January 11, 2010: Hampi
Just a few hundred miles inland from Goa is Hampi. This town is one of those rare universally-loved places along the traveler circuit. Before arriving you can’t possibly imagine what you are about to experience.
After a long, jarring train ride disjointed by frequent layovers and delays, I arrived at the squalid Hospet train station in the middle of the night. The station was dimly-lit by grim fluorescent lights. People were sleeping on the floor and since it was 3am, I considered joining them rather than looking for a room at this hour. An excitable rickshaw driver however talked me into hiring him and before long we were buzzing through the empty midnight streets off to Hampi.

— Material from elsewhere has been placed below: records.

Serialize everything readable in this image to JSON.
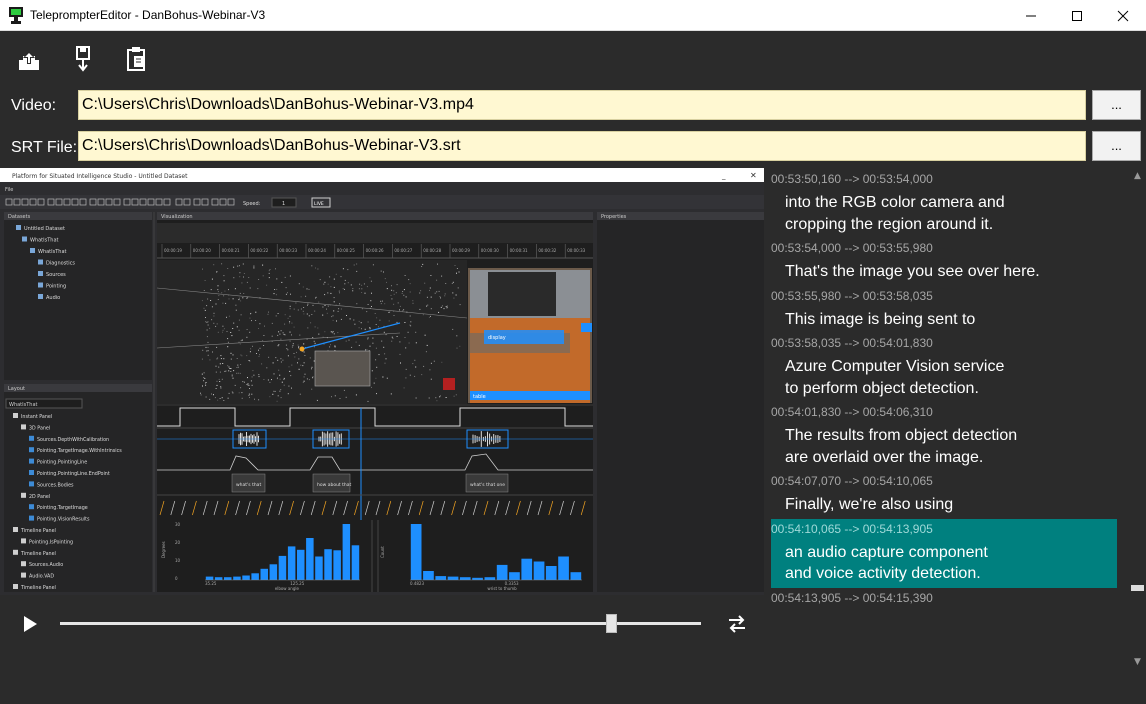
{
  "window": {
    "title": "TeleprompterEditor - DanBohus-Webinar-V3",
    "minimize": "—",
    "maximize": "☐",
    "close": "✕"
  },
  "toolbar": {
    "icons": [
      "open-upload-icon",
      "save-download-icon",
      "paste-clipboard-icon"
    ]
  },
  "fields": {
    "video_label": "Video:",
    "video_path": "C:\\Users\\Chris\\Downloads\\DanBohus-Webinar-V3.mp4",
    "srt_label": "SRT File:",
    "srt_path": "C:\\Users\\Chris\\Downloads\\DanBohus-Webinar-V3.srt",
    "browse_label": "..."
  },
  "embedded": {
    "window_title": "Platform for Situated Intelligence Studio - Untitled Dataset",
    "menu": "File",
    "speed_label": "Speed:",
    "speed_value": "1",
    "live": "LIVE",
    "datasets_tab": "Datasets",
    "visualization_tab": "Visualization",
    "properties_tab": "Properties",
    "layout_tab": "Layout",
    "tree": [
      "Untitled Dataset",
      "WhatIsThat",
      "WhatIsThat",
      "Diagnostics",
      "Sources",
      "Pointing",
      "Audio"
    ],
    "layout_value": "WhatIsThat",
    "layout_tree": [
      "Instant Panel",
      "3D Panel",
      "Sources.DepthWithCalibration",
      "Pointing.TargetImage.WithIntrinsics",
      "Pointing.PointingLine",
      "Pointing.PointingLine.EndPoint",
      "Sources.Bodies",
      "2D Panel",
      "Pointing.TargetImage",
      "Pointing.VisionResults",
      "Timeline Panel",
      "Pointing.IsPointing",
      "Timeline Panel",
      "Sources.Audio",
      "Audio.VAD",
      "Timeline Panel"
    ],
    "ann": [
      "what's that",
      "how about that",
      "what's that one"
    ],
    "display_label": "display",
    "table_label": "table",
    "hist_left_xlabel": "elbow angle",
    "hist_right_xlabel": "wrist to thumb",
    "hist_left_ylabel": "Degrees",
    "hist_right_ylabel": "Count",
    "hist_left_ticks": [
      "30",
      "20",
      "10",
      "0"
    ],
    "hist_left_x": [
      "35.25",
      "125.25"
    ],
    "hist_right_x": [
      "0.4823",
      "0.3353"
    ],
    "hist_left_values": [
      0.06,
      0.05,
      0.05,
      0.06,
      0.08,
      0.12,
      0.2,
      0.28,
      0.43,
      0.6,
      0.54,
      0.75,
      0.42,
      0.55,
      0.53,
      1.0,
      0.62
    ],
    "hist_right_values": [
      1.0,
      0.16,
      0.07,
      0.06,
      0.05,
      0.04,
      0.05,
      0.27,
      0.14,
      0.38,
      0.33,
      0.25,
      0.42,
      0.14
    ],
    "timeline_ticks": [
      "00:00:19",
      "00:00:20",
      "00:00:21",
      "00:00:22",
      "00:00:23",
      "00:00:24",
      "00:00:25",
      "00:00:26",
      "00:00:27",
      "00:00:28",
      "00:00:29",
      "00:00:30",
      "00:00:31",
      "00:00:32",
      "00:00:33"
    ]
  },
  "subtitles": [
    {
      "time": "00:53:50,160 --> 00:53:54,000",
      "text": "into the RGB color camera and\ncropping the region around it."
    },
    {
      "time": "00:53:54,000 --> 00:53:55,980",
      "text": "That's the image you see over here."
    },
    {
      "time": "00:53:55,980 --> 00:53:58,035",
      "text": "This image is being sent to"
    },
    {
      "time": "00:53:58,035 --> 00:54:01,830",
      "text": "Azure Computer Vision service\nto perform object detection."
    },
    {
      "time": "00:54:01,830 --> 00:54:06,310",
      "text": "The results from object detection\nare overlaid over the image."
    },
    {
      "time": "00:54:07,070 --> 00:54:10,065",
      "text": "Finally, we're also using"
    },
    {
      "time": "00:54:10,065 --> 00:54:13,905",
      "text": "an audio capture component\nand voice activity detection.",
      "selected": true
    },
    {
      "time": "00:54:13,905 --> 00:54:15,390",
      "text": ""
    }
  ],
  "player": {
    "play_icon": "play-icon",
    "swap_icon": "swap-arrows-icon",
    "position": 0.86
  },
  "colors": {
    "field_bg": "#fff8d2",
    "selected_bg": "#00807f",
    "app_bg": "#2b2b2b",
    "accent_blue": "#1e8fff"
  }
}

It was 4am by the time I arrived. I really didn’t know what I’d do. Maybe I’d sleep in a temple. Maybe I’d find a place to sleep beside the river. Maybe I’d just hang out and watch the sun rise, which wouldn’t be long from now. The rickshaw driver said he knew the owners of a guesthouse named “Kiran Guest House”, and this all seemed serendipitous, so I let him lead me there. Once outside their gates he hollered to the owners, who explained they had no vacancy but led me up to their restaurant patio, where I slept on cushions beside their dog.
Mosquitos feasted on me and I didn’t sleep much—if any — tonight. Once the sun came up though, I left my baggage at the hotel and began exploring.
The landscape conjures a dream of ancient places and faraway times. There are massive boulders strewn about banana plantations and vast quasi-desert plains. It reminded me of Arches National Park, or maybe Zion—and had the extraordinary geological qualities of Bryce Canyon. And just like the original inhabitants of those places, I can imagine how the original people of this land some 10,000 years ago must’ve come upon this landscape mesmerized by these extraordinary features and concluded reflexively, this is God’s country.
Consequently, Hampi has been a spiritual center for Hindus for many centuries. A thousand years ago, the ruling dynasty set up shop here and built thousands of temples and holy structures. A few centuries later, the empire was conquered and Hampi and it’s ruins began returning to dust. A decades ago, however, the area was revived and established the magnificent ruins as a National Heritage Site. Today, the area is still a powerful spiritual place where many Hindus come on pilgrimage to visit the great temple, to bathe in the holy river, and spend time in the presence of the Gods.
The spiritual vibe here is very tangible. Everything is serene here, the surroundings are magical and beautiful, no one is in a rush. Travelers arrive and stay much longer than expected. Why leave? For this reason, Hampi has become a popular hippie hangout (as is all of India). On the western side of the river is generally the older tourists, the ones who have money and do guided tours and stuff. On the eastern side of the river is where everything is chill and all the hippies are gathered on cushions, playing guitars and banging drums. I chose to stay on the chill side.
My guesthouse was pretty lowgrade. It was really dirty, dark, and had many mosquitos, but the food was excellent and they had a good vibe going in the cushioned hang-out area. The other good thing about this place is that there were a lot of good people staying there. At night we’d sit in candlelight enjoying dinner and conversation. Guitars and drums were lying around. I picked one up and played a bunch of melodies for the folks there. No one really knows my music though, and I think many would prefer if I could play some techno. However, to my astonishment, there was this supercool Indian couple nearby—Vivek and Parbody– and they loved the Dead and Bob Dylan. It was fantastic—we played every Dead and Dylan song in the catalog. Parbody was so beautiful– she’d close her eyes and start swaying to the tune, singing lyrics from the bottom of her heart. It was such a treat finding these Indian Deadheads. We stayed up all night long singing songs, convinced there were still more to be sung.
A big Hindu festival was beginning on my last day in Hampi. (Side note: no one loves festivals more than Indians, and they seem to occur every few days) At 3am I awoke to the sounds of hordes of kids and adults banging drums and playing flutes, laughing, shouting and talking loudly, directly outside my window. When I awoke a few hours later I discovered the river was a mad frenzy of jovial men and women splashing around in sudsy water, bathing in the holy waters as tradition dictates on this holy day.
Crossing the river later on proved to be a harrowing adventure. Usually, the ferry is adequate — you simply hop into a little motorized skiffer that gets you to other side in a minute or two. However, on festival day there were hundreds of people trying to cross. And the Indian mentality concludes—too many people need to cross, therefore we will stop running ferry service for a while. I stood on the shore incredulous, and concerned that I’d miss my bus. When they finally resumed service and the boat arrived, a dangerous frenzy stampeded onto the boat knocking down kids and old ladies. Nobody could even get off the boat—gridlock ensued, nobody could move. A police officer came over and started wielding his baton, and throwing people off the boat. But, the insanity persisted, and for a while it seemed resolution was nowhere near. Making matters still more urgent, the boat was sinking—there were over fifty people on this little rickety tin skiffer that usually holds fifteen max. I shook my head in disgust of the Indian mentality that breeds such situations and crossed my fingers that we’d reach the other side.